Tropical cyclone Idai, which made landfall in March 2019 near the port city of Beira in Mozambique was the most severe natural disaster to affect southern Africa in over three decades, causing catastrophic damages in towns and rural areas in Mozambique, Malawi and Zimbabwe. The same region was affected a few weeks later by tropical cyclone Kenneth, causing more damages and further affecting these populations. Tropical cyclones Idai and Kenneth are a reminder of the vulnerability of Sub-Saharan African countries to disaster events. It is also a reminder of the need to find innovative and sustainable solutions to tackle the impact of natural disasters, including by developing specific instruments for risk management and financing of disaster shocks.
Launched in 2015, the ADRF Initiative is one of the first Program in Sub-Saharan Africa to focus on the Disaster Risk Financing (DRF) agenda. Activities have now been undertaken in over 20 Sub-Saharan African countries to develop and implement financial protection policies and instruments which are tailored to the local context and that can help these countries quickly respond to disasters while building resilience to future events.
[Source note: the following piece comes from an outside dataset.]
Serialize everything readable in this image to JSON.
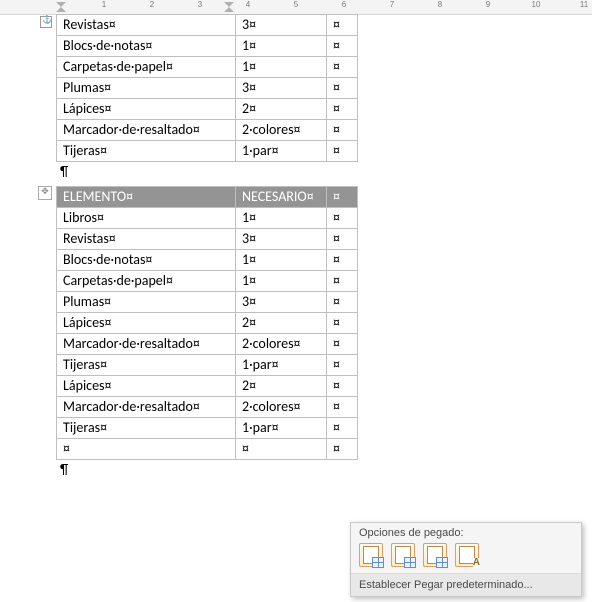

In 2018-2019, the ADRF Initiative has continued to carry-out activities related to gathering and developing disaster risk information, which is a critical step to inform governments’ assessments and decisions when developing DRF policies and instruments. A practical application of this work was also demonstrated when risk data created under the ADRF Initiative was used to conduct rapid assessments in Mozambique and Malawi following tropical cyclone Idai, helping to inform the postdisaster and recovery process.
Engagements to support policy dialogue and capacity building on DRF have continued, and are generating best practice examples through wide-ranging activities and in a variety of sectors, from designing national DRF strategies, developing financial protection policies and instruments, supporting agriculture insurance programs, to building shock-responsive safety nets. This technical assistance implemented under the ADRF Initiative has also led to further investments from the World Bank and other donors on DRF and Disaster Risk Management (DRM) in several Sub-Saharan African countries, underscoring the added-value and long-lasting impact of this Program.
Furthermore, as interest about DRF continues to grow in Sub-Saharan Africa, it has become increasingly important to collect and share lessons learned, and to enable capacity building opportunities on this topic. The ADRF Initiative has continued to organize knowledge exchanges and trainings which contribute in building DRF capacity among governments of Sub-Saharan Africa. Over 80 of such knowledge exchanges and trainings have been organized since Program inception. In addition, the regional knowledge sharing activity Open Cities Africa supported by the ADRF Initiative continued to contribute in 2018-2019 to building a cross-continental community of practice on open risk data which has materialized into meaningful actions and results.
After several years of implementation, the ADRF Initiative highlights the sustained demand for support and drive by Sub-Saharan African countries to work on the DRF agenda. This Activity Report sets-out how the ADRF Initiative has continued to implement important DRF activities and to work with Sub-Saharan African countries in finding innovative solutions to meet their DRF needs in a variety of sectors and contexts.